§ PROBLEM DETAILS:
Your copy should match the entries exactly, except that it holds no pictures.

*** Opening of EXTRACTED MATERIAL ***

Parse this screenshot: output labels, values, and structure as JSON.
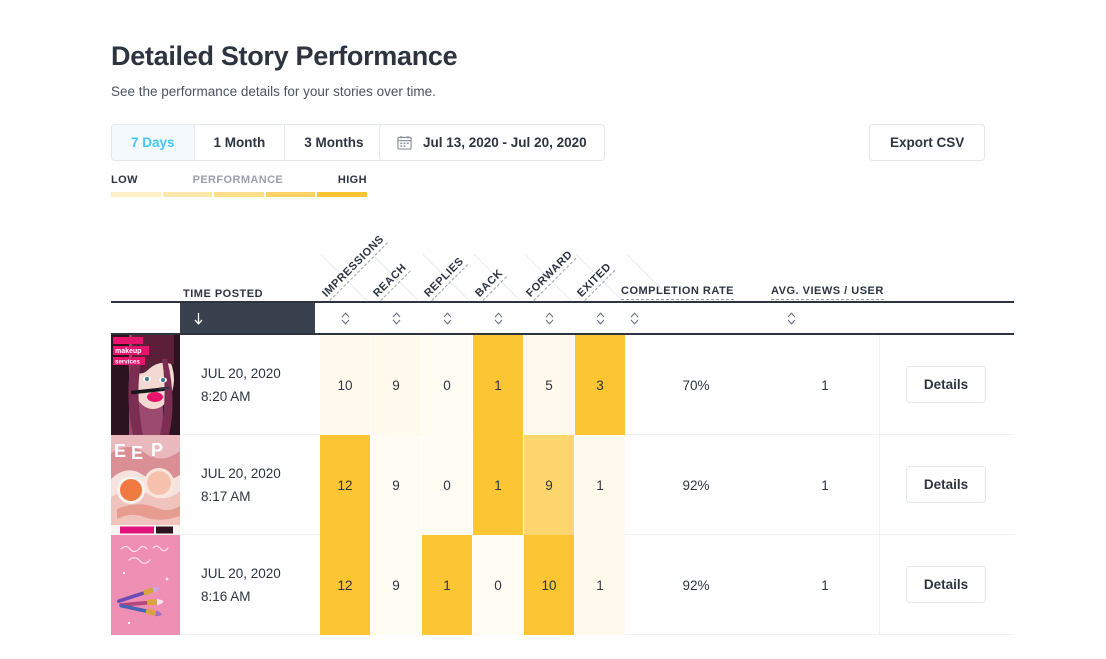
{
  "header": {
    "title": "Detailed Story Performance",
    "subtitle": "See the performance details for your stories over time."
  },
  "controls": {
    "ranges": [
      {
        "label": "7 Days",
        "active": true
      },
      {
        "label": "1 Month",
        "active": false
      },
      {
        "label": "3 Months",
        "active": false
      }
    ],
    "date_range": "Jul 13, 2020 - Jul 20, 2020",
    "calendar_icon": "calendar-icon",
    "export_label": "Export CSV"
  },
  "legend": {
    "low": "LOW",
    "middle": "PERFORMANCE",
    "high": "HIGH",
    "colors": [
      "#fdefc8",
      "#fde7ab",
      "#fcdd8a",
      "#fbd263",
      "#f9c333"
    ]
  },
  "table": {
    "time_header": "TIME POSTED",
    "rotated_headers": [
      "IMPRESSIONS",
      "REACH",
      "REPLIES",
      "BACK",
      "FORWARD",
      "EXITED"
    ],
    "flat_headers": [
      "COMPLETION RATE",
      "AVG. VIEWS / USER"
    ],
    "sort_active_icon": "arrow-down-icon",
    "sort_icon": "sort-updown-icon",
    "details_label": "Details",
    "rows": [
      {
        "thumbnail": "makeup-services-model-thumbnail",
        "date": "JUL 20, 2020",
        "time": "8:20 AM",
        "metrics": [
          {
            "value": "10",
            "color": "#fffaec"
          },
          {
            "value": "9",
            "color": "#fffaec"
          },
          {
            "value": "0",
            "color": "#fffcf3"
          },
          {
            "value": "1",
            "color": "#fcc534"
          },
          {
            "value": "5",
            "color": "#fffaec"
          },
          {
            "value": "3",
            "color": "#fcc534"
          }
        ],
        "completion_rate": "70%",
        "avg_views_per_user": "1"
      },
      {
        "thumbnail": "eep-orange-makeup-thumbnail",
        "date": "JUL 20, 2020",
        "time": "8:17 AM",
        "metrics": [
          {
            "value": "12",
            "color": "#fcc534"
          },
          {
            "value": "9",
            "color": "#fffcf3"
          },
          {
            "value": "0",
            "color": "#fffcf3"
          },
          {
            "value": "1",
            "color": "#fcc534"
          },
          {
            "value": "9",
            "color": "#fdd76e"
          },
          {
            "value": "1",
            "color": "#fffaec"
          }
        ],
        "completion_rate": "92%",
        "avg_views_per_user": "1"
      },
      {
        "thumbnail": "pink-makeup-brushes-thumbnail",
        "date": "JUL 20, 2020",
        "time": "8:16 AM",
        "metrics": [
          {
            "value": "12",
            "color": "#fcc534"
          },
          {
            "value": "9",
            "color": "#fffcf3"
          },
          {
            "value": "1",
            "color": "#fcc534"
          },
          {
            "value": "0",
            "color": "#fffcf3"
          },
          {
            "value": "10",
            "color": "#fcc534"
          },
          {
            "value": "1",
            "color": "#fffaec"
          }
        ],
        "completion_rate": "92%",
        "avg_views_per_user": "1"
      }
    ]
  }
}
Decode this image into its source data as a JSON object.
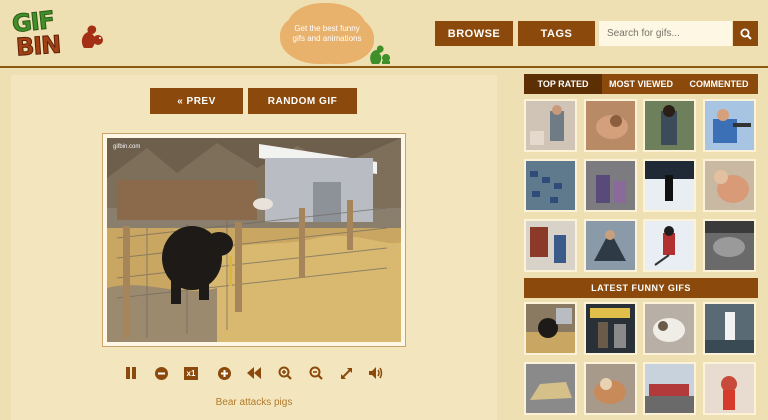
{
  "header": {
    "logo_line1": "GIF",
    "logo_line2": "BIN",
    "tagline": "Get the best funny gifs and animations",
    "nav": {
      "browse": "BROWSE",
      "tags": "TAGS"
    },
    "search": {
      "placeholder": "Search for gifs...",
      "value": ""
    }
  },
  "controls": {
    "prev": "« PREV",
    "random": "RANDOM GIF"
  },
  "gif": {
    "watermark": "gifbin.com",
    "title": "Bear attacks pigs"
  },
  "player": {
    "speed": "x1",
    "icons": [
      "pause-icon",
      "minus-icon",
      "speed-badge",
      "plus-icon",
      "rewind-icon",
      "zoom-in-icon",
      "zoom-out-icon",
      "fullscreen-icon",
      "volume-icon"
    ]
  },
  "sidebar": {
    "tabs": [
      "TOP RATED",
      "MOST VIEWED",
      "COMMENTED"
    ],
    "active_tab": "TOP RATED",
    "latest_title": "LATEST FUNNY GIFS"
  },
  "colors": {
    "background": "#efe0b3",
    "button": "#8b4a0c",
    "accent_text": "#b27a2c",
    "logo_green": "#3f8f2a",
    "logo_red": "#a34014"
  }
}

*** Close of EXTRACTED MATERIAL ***

§ COMPLETED EXERCISE:
Parse this screenshot: output labels, values, and structure as JSON.
{
  "header": {
    "title": "Detailed Story Performance",
    "subtitle": "See the performance details for your stories over time."
  },
  "controls": {
    "ranges": [
      {
        "label": "7 Days",
        "active": true
      },
      {
        "label": "1 Month",
        "active": false
      },
      {
        "label": "3 Months",
        "active": false
      }
    ],
    "date_range": "Jul 13, 2020 - Jul 20, 2020",
    "calendar_icon": "calendar-icon",
    "export_label": "Export CSV"
  },
  "legend": {
    "low": "LOW",
    "middle": "PERFORMANCE",
    "high": "HIGH",
    "colors": [
      "#fdefc8",
      "#fde7ab",
      "#fcdd8a",
      "#fbd263",
      "#f9c333"
    ]
  },
  "table": {
    "time_header": "TIME POSTED",
    "rotated_headers": [
      "IMPRESSIONS",
      "REACH",
      "REPLIES",
      "BACK",
      "FORWARD",
      "EXITED"
    ],
    "flat_headers": [
      "COMPLETION RATE",
      "AVG. VIEWS / USER"
    ],
    "sort_active_icon": "arrow-down-icon",
    "sort_icon": "sort-updown-icon",
    "details_label": "Details",
    "rows": [
      {
        "thumbnail": "makeup-services-model-thumbnail",
        "date": "JUL 20, 2020",
        "time": "8:20 AM",
        "metrics": [
          {
            "value": "10",
            "color": "#fffaec"
          },
          {
            "value": "9",
            "color": "#fffaec"
          },
          {
            "value": "0",
            "color": "#fffcf3"
          },
          {
            "value": "1",
            "color": "#fcc534"
          },
          {
            "value": "5",
            "color": "#fffaec"
          },
          {
            "value": "3",
            "color": "#fcc534"
          }
        ],
        "completion_rate": "70%",
        "avg_views_per_user": "1"
      },
      {
        "thumbnail": "eep-orange-makeup-thumbnail",
        "date": "JUL 20, 2020",
        "time": "8:17 AM",
        "metrics": [
          {
            "value": "12",
            "color": "#fcc534"
          },
          {
            "value": "9",
            "color": "#fffcf3"
          },
          {
            "value": "0",
            "color": "#fffcf3"
          },
          {
            "value": "1",
            "color": "#fcc534"
          },
          {
            "value": "9",
            "color": "#fdd76e"
          },
          {
            "value": "1",
            "color": "#fffaec"
          }
        ],
        "completion_rate": "92%",
        "avg_views_per_user": "1"
      },
      {
        "thumbnail": "pink-makeup-brushes-thumbnail",
        "date": "JUL 20, 2020",
        "time": "8:16 AM",
        "metrics": [
          {
            "value": "12",
            "color": "#fcc534"
          },
          {
            "value": "9",
            "color": "#fffcf3"
          },
          {
            "value": "1",
            "color": "#fcc534"
          },
          {
            "value": "0",
            "color": "#fffcf3"
          },
          {
            "value": "10",
            "color": "#fcc534"
          },
          {
            "value": "1",
            "color": "#fffaec"
          }
        ],
        "completion_rate": "92%",
        "avg_views_per_user": "1"
      }
    ]
  }
}
Decode this image into its source data as a JSON object.
{
  "header": {
    "logo_line1": "GIF",
    "logo_line2": "BIN",
    "tagline": "Get the best funny gifs and animations",
    "nav": {
      "browse": "BROWSE",
      "tags": "TAGS"
    },
    "search": {
      "placeholder": "Search for gifs...",
      "value": ""
    }
  },
  "controls": {
    "prev": "« PREV",
    "random": "RANDOM GIF"
  },
  "gif": {
    "watermark": "gifbin.com",
    "title": "Bear attacks pigs"
  },
  "player": {
    "speed": "x1",
    "icons": [
      "pause-icon",
      "minus-icon",
      "speed-badge",
      "plus-icon",
      "rewind-icon",
      "zoom-in-icon",
      "zoom-out-icon",
      "fullscreen-icon",
      "volume-icon"
    ]
  },
  "sidebar": {
    "tabs": [
      "TOP RATED",
      "MOST VIEWED",
      "COMMENTED"
    ],
    "active_tab": "TOP RATED",
    "latest_title": "LATEST FUNNY GIFS"
  },
  "colors": {
    "background": "#efe0b3",
    "button": "#8b4a0c",
    "accent_text": "#b27a2c",
    "logo_green": "#3f8f2a",
    "logo_red": "#a34014"
  }
}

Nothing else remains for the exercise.